Individual cigarettes to carry ‘poison in every puff’ warning

Phrases will be printed on labels on individual cigarettes
Phrases will be printed on labels on individual cigarettes

Canada will soon begin printing health warnings on individual cigarettes in a world-first, as it steps up efforts to cut smoking.

Health Canada hopes that phrases like “poison in every puff” and “cigarettes cause cancer” will make it “virtually impossible” for smokers to ignore health warnings after they are introduced on August 1 this year.

The country wants to cut smoking rates to less than five per cent by 2035, and Health Canada believes that by April 2025, retailers in Canada will only carry tobacco products with the new warning labels.

Products that will feature the new labels include individual cigarettes, cigars, tubes and other tobacco products.

Warnings are already printed on cigarette packets.

Phrases and graphic images already appear on cigarette packets in Canada - Health Canada/The Canadian Press
Phrases and graphic images already appear on cigarette packets in Canada - Health Canada/The Canadian Press

Canada has required warning labels since 1989, behind both the UK and US, who introduced the measures in 1971 and 1965.

Since then, labels have evolved to include graphic images alongside the phrases.

In a statement, Carolyn Bennett, Canada’s minister of mental health and addictions, said tobacco use kills around 48,000 Canadians every year.

“We are taking action by being the first country in the world to label individual cigarettes with health warning messages,” Ms Bennett said, adding that the change was a “bold step”.

The Canadian Cancer Society, Canada’s Heart and Stroke Foundation and the Canadian Lung Association all said that they hope the measure will deter people, especially youth, from smoking.

In Canada, around 10 per cent of people aged 15 and older smoke, according to a national 2021 Tobacco and Nicotine survey. The rate of vaping is higher at around 17 per cent.
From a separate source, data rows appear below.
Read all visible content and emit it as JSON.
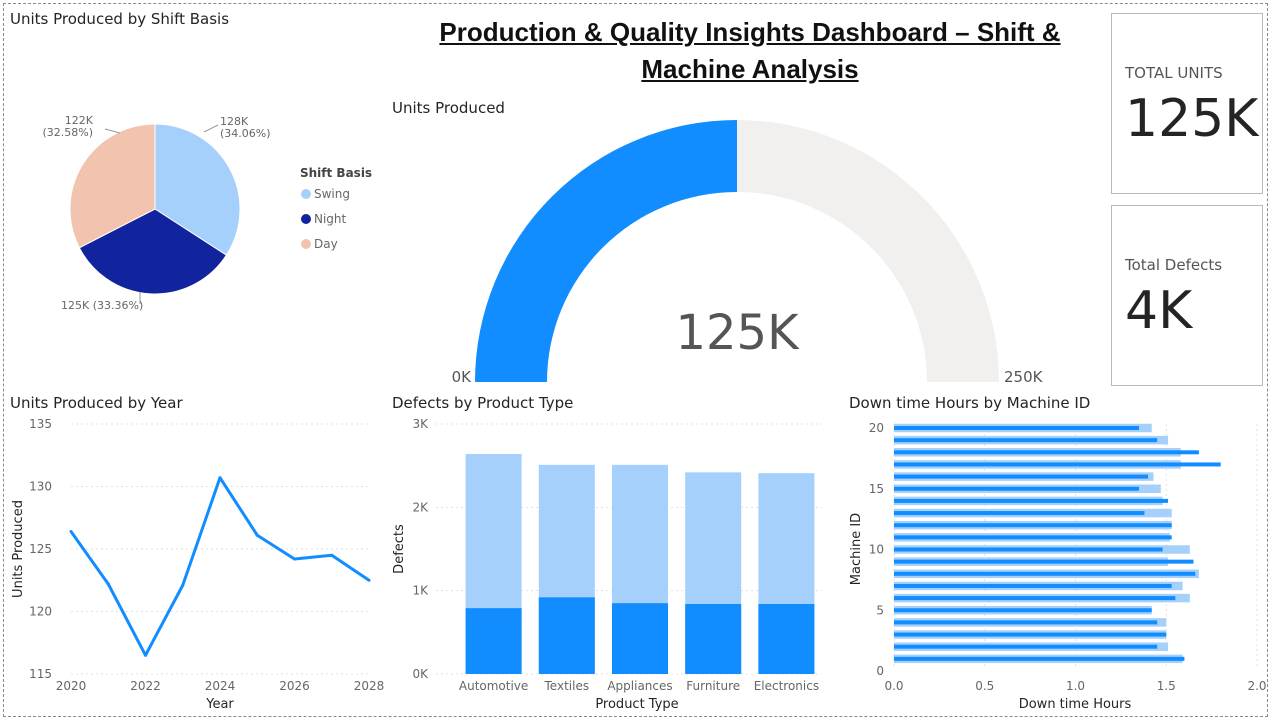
{
  "dashboard": {
    "title": "Production & Quality Insights Dashboard – Shift & Machine Analysis"
  },
  "cards": {
    "total_units": {
      "label": "TOTAL UNITS",
      "value": "125K"
    },
    "total_defects": {
      "label": "Total Defects",
      "value": "4K"
    }
  },
  "visuals": {
    "pie_title": "Units Produced by Shift Basis",
    "gauge_title": "Units Produced",
    "line_title": "Units Produced by Year",
    "bar_title": "Defects by Product Type",
    "hbar_title": "Down time Hours by Machine ID"
  },
  "colors": {
    "swing": "#A5D0FB",
    "night": "#12239E",
    "day": "#F2C4B0",
    "blue": "#118DFF",
    "light_blue": "#A5D0FB",
    "gauge_track": "#F1F0EF",
    "grid": "#E1E1E1"
  },
  "chart_data": [
    {
      "type": "pie",
      "title": "Units Produced by Shift Basis",
      "legend_title": "Shift Basis",
      "legend_position": "right",
      "slices": [
        {
          "name": "Swing",
          "value": 128,
          "label": "128K",
          "pct": "(34.06%)"
        },
        {
          "name": "Night",
          "value": 125,
          "label": "125K (33.36%)",
          "pct": ""
        },
        {
          "name": "Day",
          "value": 122,
          "label": "122K",
          "pct": "(32.58%)"
        }
      ]
    },
    {
      "type": "gauge",
      "title": "Units Produced",
      "value": 125,
      "value_label": "125K",
      "min": 0,
      "min_label": "0K",
      "max": 250,
      "max_label": "250K"
    },
    {
      "type": "line",
      "title": "Units Produced by Year",
      "xlabel": "Year",
      "ylabel": "Units Produced",
      "x": [
        2020,
        2021,
        2022,
        2023,
        2024,
        2025,
        2026,
        2027,
        2028
      ],
      "values": [
        126.4,
        122.2,
        116.5,
        122.1,
        130.7,
        126.1,
        124.2,
        124.5,
        122.5
      ],
      "xticks": [
        "2020",
        "2022",
        "2024",
        "2026",
        "2028"
      ],
      "yticks": [
        "115",
        "120",
        "125",
        "130",
        "135"
      ],
      "xlim": [
        2020,
        2028
      ],
      "ylim": [
        115,
        135
      ],
      "grid": true
    },
    {
      "type": "bar",
      "title": "Defects by Product Type",
      "xlabel": "Product Type",
      "ylabel": "Defects",
      "categories": [
        "Automotive",
        "Textiles",
        "Appliances",
        "Furniture",
        "Electronics"
      ],
      "values": [
        2640,
        2510,
        2510,
        2420,
        2410
      ],
      "inner_values": [
        790,
        920,
        850,
        840,
        840
      ],
      "yticks": [
        "0K",
        "1K",
        "2K",
        "3K"
      ],
      "ylim": [
        0,
        3000
      ],
      "grid": true
    },
    {
      "type": "bar",
      "orientation": "horizontal",
      "title": "Down time Hours by Machine ID",
      "xlabel": "Down time Hours",
      "ylabel": "Machine ID",
      "categories": [
        1,
        2,
        3,
        4,
        5,
        6,
        7,
        8,
        9,
        10,
        11,
        12,
        13,
        14,
        15,
        16,
        17,
        18,
        19,
        20
      ],
      "values": [
        1.59,
        1.51,
        1.5,
        1.5,
        1.42,
        1.63,
        1.59,
        1.68,
        1.51,
        1.63,
        1.52,
        1.53,
        1.53,
        1.48,
        1.47,
        1.43,
        1.58,
        1.58,
        1.51,
        1.42
      ],
      "inner_values": [
        1.6,
        1.45,
        1.5,
        1.45,
        1.42,
        1.55,
        1.53,
        1.66,
        1.65,
        1.48,
        1.53,
        1.53,
        1.38,
        1.51,
        1.35,
        1.4,
        1.8,
        1.68,
        1.45,
        1.35
      ],
      "xticks": [
        "0.0",
        "0.5",
        "1.0",
        "1.5",
        "2.0"
      ],
      "yticks": [
        "0",
        "5",
        "10",
        "15",
        "20"
      ],
      "xlim": [
        0,
        2.0
      ],
      "ylim": [
        0,
        20
      ],
      "grid": true
    }
  ]
}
After the US became the first to introduce warnings following its Federal Cigarette Labelling and Advertising Act in 1965, the number of adult smokers in the country fell from 42 per cent in 1965 to 11 per cent today.